[Data excerpts]

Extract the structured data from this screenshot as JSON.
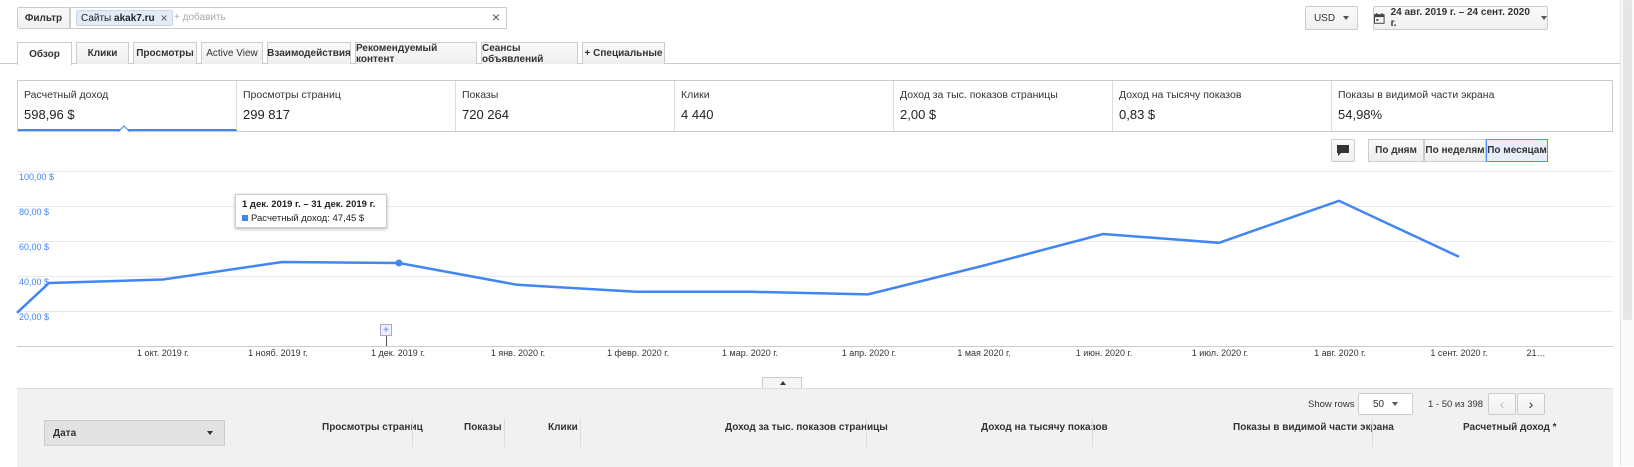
{
  "toolbar": {
    "filter_label": "Фильтр",
    "chip_prefix": "Сайты",
    "chip_value": "akak7.ru",
    "add_placeholder": "+ добавить",
    "currency": "USD",
    "date_range": "24 авг. 2019 г. – 24 сент. 2020 г."
  },
  "tabs": [
    {
      "label": "Обзор",
      "active": true
    },
    {
      "label": "Клики"
    },
    {
      "label": "Просмотры"
    },
    {
      "label": "Active View"
    },
    {
      "label": "Взаимодействия"
    },
    {
      "label": "Рекомендуемый контент"
    },
    {
      "label": "Сеансы объявлений"
    },
    {
      "label": "+  Специальные"
    }
  ],
  "metrics": [
    {
      "label": "Расчетный доход",
      "value": "598,96 $"
    },
    {
      "label": "Просмотры страниц",
      "value": "299 817"
    },
    {
      "label": "Показы",
      "value": "720 264"
    },
    {
      "label": "Клики",
      "value": "4 440"
    },
    {
      "label": "Доход за тыс. показов страницы",
      "value": "2,00 $"
    },
    {
      "label": "Доход на тысячу показов",
      "value": "0,83 $"
    },
    {
      "label": "Показы в видимой части экрана",
      "value": "54,98%"
    }
  ],
  "period_buttons": {
    "day": "По дням",
    "week": "По неделям",
    "month": "По месяцам",
    "active": "month"
  },
  "tooltip": {
    "title": "1 дек. 2019 г. – 31 дек. 2019 г.",
    "series_label": "Расчетный доход: 47,45 $"
  },
  "chart_data": {
    "type": "line",
    "y_tick_labels": [
      "100,00 $",
      "80,00 $",
      "60,00 $",
      "40,00 $",
      "20,00 $"
    ],
    "ylim": [
      0,
      100
    ],
    "x_tick_labels": [
      "1 окт. 2019 г.",
      "1 нояб. 2019 г.",
      "1 дек. 2019 г.",
      "1 янв. 2020 г.",
      "1 февр. 2020 г.",
      "1 мар. 2020 г.",
      "1 апр. 2020 г.",
      "1 мая 2020 г.",
      "1 июн. 2020 г.",
      "1 июл. 2020 г.",
      "1 авг. 2020 г.",
      "1 сент. 2020 г.",
      "21…"
    ],
    "color": "#4285f4",
    "series": [
      {
        "x": [
          "24.08.2019",
          "01.09.2019",
          "01.10.2019",
          "01.11.2019",
          "01.12.2019",
          "01.01.2020",
          "01.02.2020",
          "01.03.2020",
          "01.04.2020",
          "01.05.2020",
          "01.06.2020",
          "01.07.2020",
          "01.08.2020",
          "01.09.2020"
        ],
        "values": [
          19,
          36,
          38,
          48,
          47.45,
          35,
          31,
          31,
          29.5,
          46,
          64,
          59,
          83,
          51
        ]
      }
    ],
    "highlighted_index": 4
  },
  "table": {
    "show_rows_label": "Show rows",
    "rows_value": "50",
    "pagination": "1 - 50 из 398",
    "columns": [
      "Дата",
      "Просмотры страниц",
      "Показы",
      "Клики",
      "Доход за тыс. показов страницы",
      "Доход на тысячу показов",
      "Показы в видимой части экрана",
      "Расчетный доход *"
    ]
  }
}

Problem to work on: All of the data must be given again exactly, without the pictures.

Answer to this problem:
Extract the structured data from this screenshot as JSON.
{
  "toolbar": {
    "filter_label": "Фильтр",
    "chip_prefix": "Сайты",
    "chip_value": "akak7.ru",
    "add_placeholder": "+ добавить",
    "currency": "USD",
    "date_range": "24 авг. 2019 г. – 24 сент. 2020 г."
  },
  "tabs": [
    {
      "label": "Обзор",
      "active": true
    },
    {
      "label": "Клики"
    },
    {
      "label": "Просмотры"
    },
    {
      "label": "Active View"
    },
    {
      "label": "Взаимодействия"
    },
    {
      "label": "Рекомендуемый контент"
    },
    {
      "label": "Сеансы объявлений"
    },
    {
      "label": "+  Специальные"
    }
  ],
  "metrics": [
    {
      "label": "Расчетный доход",
      "value": "598,96 $"
    },
    {
      "label": "Просмотры страниц",
      "value": "299 817"
    },
    {
      "label": "Показы",
      "value": "720 264"
    },
    {
      "label": "Клики",
      "value": "4 440"
    },
    {
      "label": "Доход за тыс. показов страницы",
      "value": "2,00 $"
    },
    {
      "label": "Доход на тысячу показов",
      "value": "0,83 $"
    },
    {
      "label": "Показы в видимой части экрана",
      "value": "54,98%"
    }
  ],
  "period_buttons": {
    "day": "По дням",
    "week": "По неделям",
    "month": "По месяцам",
    "active": "month"
  },
  "tooltip": {
    "title": "1 дек. 2019 г. – 31 дек. 2019 г.",
    "series_label": "Расчетный доход: 47,45 $"
  },
  "chart_data": {
    "type": "line",
    "y_tick_labels": [
      "100,00 $",
      "80,00 $",
      "60,00 $",
      "40,00 $",
      "20,00 $"
    ],
    "ylim": [
      0,
      100
    ],
    "x_tick_labels": [
      "1 окт. 2019 г.",
      "1 нояб. 2019 г.",
      "1 дек. 2019 г.",
      "1 янв. 2020 г.",
      "1 февр. 2020 г.",
      "1 мар. 2020 г.",
      "1 апр. 2020 г.",
      "1 мая 2020 г.",
      "1 июн. 2020 г.",
      "1 июл. 2020 г.",
      "1 авг. 2020 г.",
      "1 сент. 2020 г.",
      "21…"
    ],
    "color": "#4285f4",
    "series": [
      {
        "x": [
          "24.08.2019",
          "01.09.2019",
          "01.10.2019",
          "01.11.2019",
          "01.12.2019",
          "01.01.2020",
          "01.02.2020",
          "01.03.2020",
          "01.04.2020",
          "01.05.2020",
          "01.06.2020",
          "01.07.2020",
          "01.08.2020",
          "01.09.2020"
        ],
        "values": [
          19,
          36,
          38,
          48,
          47.45,
          35,
          31,
          31,
          29.5,
          46,
          64,
          59,
          83,
          51
        ]
      }
    ],
    "highlighted_index": 4
  },
  "table": {
    "show_rows_label": "Show rows",
    "rows_value": "50",
    "pagination": "1 - 50 из 398",
    "columns": [
      "Дата",
      "Просмотры страниц",
      "Показы",
      "Клики",
      "Доход за тыс. показов страницы",
      "Доход на тысячу показов",
      "Показы в видимой части экрана",
      "Расчетный доход *"
    ]
  }
}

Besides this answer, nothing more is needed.